The past year has been quite a mess in Washington, with the sudden and totally unexpected ending of the War, or rather signing of the Armistice, the demobilization, Congress, the next election, the League of Nations, and the lack of anything resembling a military policy. I have been several times upon the point of resigning, especially when some one comes along with a tempting offer. But I have been having a much more Interesting (to me) life than most of my friends outside the Army, and, besides, I really like the Army, especially the Corps of Engineers, with its great variety and its opportunities for getting around over the world and meeting interesting people who are doing things. Also, I like the authority and responsibility, and I want to have some part in helping to work out a rational military policy for the country.

Tuesday, July 15th, 1919.
Your telegram was delivered late Sunday evening after we had passed Sandy Hook. It was mighty thoughtful of you to send it. Among the various parting, gifts I have received is a basket of fruit and candy, The basket was strangely overloaded so the lid would not close down at all.
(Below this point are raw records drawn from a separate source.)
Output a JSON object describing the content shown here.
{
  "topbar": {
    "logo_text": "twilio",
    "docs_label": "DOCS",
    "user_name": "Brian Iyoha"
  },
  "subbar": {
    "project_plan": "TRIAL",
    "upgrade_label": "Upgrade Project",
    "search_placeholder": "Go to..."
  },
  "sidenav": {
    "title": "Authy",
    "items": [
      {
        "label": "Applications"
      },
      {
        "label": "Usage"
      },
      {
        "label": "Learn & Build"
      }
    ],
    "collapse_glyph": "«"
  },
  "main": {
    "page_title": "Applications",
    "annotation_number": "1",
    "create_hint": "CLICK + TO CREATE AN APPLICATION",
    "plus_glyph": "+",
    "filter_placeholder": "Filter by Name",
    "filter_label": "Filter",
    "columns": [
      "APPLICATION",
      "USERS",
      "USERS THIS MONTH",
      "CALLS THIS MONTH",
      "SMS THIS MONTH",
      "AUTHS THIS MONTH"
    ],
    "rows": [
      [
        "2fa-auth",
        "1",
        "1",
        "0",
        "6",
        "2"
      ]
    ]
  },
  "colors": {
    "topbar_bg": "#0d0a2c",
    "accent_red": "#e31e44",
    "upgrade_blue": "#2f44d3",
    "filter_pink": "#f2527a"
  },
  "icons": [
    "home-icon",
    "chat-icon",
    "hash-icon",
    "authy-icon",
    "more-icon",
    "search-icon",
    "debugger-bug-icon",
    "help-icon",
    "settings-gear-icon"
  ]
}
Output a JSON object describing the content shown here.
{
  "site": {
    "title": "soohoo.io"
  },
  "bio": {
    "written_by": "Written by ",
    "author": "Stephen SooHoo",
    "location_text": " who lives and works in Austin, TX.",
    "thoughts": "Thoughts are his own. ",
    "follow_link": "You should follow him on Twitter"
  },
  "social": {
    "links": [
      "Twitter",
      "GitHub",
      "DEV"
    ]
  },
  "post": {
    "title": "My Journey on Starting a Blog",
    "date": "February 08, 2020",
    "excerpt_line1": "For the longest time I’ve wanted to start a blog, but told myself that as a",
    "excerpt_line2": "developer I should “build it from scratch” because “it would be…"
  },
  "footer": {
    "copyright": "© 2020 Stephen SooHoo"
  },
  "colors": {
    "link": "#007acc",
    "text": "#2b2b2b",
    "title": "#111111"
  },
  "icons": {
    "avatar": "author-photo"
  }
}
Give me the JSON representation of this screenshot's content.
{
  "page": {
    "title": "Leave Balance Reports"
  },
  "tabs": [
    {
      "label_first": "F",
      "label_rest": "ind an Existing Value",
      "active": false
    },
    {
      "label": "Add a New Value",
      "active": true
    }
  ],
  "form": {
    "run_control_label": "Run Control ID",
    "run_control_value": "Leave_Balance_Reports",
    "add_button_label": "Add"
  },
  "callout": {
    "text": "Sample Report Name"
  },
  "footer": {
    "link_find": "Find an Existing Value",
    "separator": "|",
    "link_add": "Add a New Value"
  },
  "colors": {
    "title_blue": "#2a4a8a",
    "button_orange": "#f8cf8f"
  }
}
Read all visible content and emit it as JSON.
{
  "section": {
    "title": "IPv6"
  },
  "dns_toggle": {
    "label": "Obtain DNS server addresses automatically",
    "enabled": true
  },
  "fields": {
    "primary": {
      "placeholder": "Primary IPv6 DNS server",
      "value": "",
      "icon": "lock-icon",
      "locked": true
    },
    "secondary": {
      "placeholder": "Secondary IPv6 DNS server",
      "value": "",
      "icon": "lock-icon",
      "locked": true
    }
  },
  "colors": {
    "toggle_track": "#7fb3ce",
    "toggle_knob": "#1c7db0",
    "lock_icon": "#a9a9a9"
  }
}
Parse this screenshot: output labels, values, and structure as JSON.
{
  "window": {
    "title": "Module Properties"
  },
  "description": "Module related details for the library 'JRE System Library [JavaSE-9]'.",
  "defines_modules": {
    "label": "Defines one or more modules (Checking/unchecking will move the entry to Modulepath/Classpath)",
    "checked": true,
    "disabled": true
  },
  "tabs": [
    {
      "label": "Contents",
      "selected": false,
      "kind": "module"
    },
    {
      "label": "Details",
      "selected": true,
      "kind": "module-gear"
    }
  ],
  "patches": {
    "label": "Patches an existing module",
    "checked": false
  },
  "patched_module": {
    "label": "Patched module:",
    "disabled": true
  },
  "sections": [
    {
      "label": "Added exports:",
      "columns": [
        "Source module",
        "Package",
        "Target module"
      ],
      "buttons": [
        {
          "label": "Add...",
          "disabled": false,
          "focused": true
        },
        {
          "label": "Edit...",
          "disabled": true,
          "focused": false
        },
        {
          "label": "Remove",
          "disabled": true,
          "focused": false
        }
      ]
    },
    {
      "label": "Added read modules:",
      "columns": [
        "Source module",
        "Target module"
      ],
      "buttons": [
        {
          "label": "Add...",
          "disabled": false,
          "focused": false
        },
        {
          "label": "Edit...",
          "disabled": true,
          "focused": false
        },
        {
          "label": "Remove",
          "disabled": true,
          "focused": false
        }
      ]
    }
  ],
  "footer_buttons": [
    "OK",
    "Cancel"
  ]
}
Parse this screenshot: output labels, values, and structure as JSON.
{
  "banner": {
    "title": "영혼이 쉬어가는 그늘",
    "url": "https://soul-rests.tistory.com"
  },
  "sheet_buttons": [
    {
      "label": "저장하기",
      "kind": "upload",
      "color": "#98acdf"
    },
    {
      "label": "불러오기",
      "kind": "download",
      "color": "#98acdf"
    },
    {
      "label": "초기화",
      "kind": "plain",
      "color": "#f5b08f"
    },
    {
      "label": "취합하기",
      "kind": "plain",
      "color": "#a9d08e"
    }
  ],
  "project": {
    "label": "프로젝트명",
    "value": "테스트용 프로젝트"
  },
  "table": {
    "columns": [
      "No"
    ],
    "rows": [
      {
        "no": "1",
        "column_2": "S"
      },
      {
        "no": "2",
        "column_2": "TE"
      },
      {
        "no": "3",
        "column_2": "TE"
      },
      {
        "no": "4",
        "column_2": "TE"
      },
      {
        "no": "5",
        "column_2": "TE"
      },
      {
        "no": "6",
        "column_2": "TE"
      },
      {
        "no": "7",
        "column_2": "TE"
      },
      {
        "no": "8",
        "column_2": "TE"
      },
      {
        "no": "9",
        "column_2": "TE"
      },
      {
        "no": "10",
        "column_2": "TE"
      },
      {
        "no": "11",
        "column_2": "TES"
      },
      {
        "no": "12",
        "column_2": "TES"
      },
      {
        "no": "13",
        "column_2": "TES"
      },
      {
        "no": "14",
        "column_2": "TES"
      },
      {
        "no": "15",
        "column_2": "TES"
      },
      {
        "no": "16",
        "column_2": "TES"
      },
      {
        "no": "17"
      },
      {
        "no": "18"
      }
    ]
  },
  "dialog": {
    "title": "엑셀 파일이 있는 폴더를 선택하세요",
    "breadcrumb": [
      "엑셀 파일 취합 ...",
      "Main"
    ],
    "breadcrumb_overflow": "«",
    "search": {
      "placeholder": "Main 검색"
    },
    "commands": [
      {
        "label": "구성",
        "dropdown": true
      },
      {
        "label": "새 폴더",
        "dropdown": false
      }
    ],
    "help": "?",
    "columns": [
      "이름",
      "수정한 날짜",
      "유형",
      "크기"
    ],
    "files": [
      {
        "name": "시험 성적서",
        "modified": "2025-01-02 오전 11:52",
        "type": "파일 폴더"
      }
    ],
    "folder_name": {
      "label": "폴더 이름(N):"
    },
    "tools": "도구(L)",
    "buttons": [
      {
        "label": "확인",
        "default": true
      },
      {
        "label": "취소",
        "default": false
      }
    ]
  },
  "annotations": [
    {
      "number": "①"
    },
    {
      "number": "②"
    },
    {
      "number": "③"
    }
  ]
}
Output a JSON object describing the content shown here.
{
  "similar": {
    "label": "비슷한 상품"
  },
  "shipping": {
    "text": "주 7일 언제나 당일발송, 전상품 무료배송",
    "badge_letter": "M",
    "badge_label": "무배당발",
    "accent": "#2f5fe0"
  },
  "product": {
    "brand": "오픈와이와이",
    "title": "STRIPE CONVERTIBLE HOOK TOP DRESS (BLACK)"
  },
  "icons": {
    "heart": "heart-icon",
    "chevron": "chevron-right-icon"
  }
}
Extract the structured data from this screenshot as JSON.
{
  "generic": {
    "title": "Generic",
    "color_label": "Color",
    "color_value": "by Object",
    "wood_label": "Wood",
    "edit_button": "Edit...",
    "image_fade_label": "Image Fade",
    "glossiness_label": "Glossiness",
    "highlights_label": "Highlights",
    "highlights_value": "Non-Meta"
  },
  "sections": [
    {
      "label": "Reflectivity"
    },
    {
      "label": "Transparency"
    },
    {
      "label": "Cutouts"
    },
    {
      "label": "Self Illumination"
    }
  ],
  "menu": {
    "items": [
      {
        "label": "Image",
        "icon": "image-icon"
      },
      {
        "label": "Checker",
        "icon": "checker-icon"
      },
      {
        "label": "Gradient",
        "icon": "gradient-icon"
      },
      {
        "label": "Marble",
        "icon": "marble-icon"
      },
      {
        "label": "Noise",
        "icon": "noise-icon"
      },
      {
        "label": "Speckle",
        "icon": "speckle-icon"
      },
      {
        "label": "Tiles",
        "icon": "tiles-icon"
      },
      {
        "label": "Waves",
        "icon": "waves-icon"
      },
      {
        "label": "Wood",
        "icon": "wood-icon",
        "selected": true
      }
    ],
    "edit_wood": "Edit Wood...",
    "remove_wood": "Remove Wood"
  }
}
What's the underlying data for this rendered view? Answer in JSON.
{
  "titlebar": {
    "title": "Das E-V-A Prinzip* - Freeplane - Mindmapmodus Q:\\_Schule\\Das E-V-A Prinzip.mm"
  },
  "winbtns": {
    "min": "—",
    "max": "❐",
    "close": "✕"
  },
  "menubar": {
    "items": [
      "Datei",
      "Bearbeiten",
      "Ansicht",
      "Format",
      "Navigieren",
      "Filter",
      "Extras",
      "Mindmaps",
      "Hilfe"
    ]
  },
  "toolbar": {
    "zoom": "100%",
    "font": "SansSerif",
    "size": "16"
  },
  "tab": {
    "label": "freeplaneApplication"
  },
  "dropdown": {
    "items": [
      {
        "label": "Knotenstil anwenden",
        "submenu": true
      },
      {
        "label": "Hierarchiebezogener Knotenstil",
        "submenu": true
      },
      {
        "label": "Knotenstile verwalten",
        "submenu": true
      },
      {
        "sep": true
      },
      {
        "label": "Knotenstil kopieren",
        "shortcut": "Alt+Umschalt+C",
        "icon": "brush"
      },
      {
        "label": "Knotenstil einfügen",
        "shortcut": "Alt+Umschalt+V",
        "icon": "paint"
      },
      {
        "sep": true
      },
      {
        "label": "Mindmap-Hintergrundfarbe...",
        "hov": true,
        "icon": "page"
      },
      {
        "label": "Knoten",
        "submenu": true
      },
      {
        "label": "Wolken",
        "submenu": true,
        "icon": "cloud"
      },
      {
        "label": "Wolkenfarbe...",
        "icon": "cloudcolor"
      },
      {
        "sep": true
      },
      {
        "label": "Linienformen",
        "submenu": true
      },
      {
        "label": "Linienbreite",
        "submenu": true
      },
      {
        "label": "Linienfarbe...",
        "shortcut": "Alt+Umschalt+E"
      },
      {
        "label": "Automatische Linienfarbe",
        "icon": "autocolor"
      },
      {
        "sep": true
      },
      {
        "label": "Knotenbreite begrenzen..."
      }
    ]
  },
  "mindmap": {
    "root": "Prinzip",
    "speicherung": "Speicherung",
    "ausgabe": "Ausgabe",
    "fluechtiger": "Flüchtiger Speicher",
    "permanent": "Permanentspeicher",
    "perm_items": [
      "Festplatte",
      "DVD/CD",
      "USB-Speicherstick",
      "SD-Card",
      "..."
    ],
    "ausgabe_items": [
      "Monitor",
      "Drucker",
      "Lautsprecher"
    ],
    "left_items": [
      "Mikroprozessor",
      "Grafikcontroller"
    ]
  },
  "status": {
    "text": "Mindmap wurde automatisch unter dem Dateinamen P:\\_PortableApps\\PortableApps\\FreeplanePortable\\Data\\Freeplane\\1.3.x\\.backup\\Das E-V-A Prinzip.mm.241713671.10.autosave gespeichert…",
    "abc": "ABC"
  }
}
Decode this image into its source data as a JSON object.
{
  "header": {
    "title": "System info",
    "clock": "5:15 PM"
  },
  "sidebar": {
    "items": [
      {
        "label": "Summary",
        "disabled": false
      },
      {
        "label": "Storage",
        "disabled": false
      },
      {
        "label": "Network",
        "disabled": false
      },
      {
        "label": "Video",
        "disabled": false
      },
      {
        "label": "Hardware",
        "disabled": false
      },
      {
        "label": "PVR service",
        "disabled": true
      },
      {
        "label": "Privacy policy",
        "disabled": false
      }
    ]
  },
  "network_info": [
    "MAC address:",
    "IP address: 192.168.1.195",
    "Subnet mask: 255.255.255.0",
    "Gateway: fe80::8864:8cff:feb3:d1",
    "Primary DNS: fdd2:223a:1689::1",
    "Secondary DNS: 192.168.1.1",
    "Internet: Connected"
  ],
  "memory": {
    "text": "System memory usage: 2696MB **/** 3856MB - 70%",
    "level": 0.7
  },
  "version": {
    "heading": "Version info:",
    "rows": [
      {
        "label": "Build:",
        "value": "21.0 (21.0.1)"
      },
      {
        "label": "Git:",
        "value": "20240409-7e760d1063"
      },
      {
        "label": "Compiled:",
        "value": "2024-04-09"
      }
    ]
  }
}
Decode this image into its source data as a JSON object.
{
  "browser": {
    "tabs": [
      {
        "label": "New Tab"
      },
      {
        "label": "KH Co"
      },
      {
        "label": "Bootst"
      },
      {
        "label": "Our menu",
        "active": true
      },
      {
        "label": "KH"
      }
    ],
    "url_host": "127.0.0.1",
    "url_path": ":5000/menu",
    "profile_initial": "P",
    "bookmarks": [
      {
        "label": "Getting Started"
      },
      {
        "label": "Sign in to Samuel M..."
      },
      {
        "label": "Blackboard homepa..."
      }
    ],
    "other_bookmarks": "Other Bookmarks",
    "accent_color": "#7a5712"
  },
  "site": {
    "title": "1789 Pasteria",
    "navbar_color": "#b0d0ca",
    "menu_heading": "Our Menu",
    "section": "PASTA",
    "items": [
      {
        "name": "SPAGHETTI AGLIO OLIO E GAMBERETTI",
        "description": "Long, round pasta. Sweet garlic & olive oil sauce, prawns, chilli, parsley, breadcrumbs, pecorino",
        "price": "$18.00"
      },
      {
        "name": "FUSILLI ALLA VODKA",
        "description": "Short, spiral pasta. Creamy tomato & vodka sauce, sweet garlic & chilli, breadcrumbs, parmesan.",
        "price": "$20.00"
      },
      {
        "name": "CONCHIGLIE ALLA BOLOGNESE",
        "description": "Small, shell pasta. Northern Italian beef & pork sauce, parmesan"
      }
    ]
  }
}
I unpacked carefully, suspecting there might be some foreign article in the bottom. It proved to be all fruit and candy, however. I came away so hurriedly , I neglected to make provision for seasickness, snakebite, etc.

One of the Naval Officers showed us a bomb he found in the effects of a deserter. Also we have just heard of a German raider that has escaped from the Kiel Canal, outfitted in Sweden, and now is on the high seas looking for us; so I my not make good on that 45 year boast after all. Lots of all sorts of steamship rumors afloat; almost as bad as an Army camp.

Two unsuspected Congressmen showed up for dinner last evening, One of them, Mr. Bascorn Slemp, of Va., I know. We were 721 miles out at noon today, or about one-fourth of the way across. We should be in Brest next Sunday.

This letter has grown to quite alarming proportions, so I'll close It up though it can not to mailed until we reach port. I'll number my letters, so you will have a check on them, though there is no remedy if any fail to show up.

End Notes and Bibliography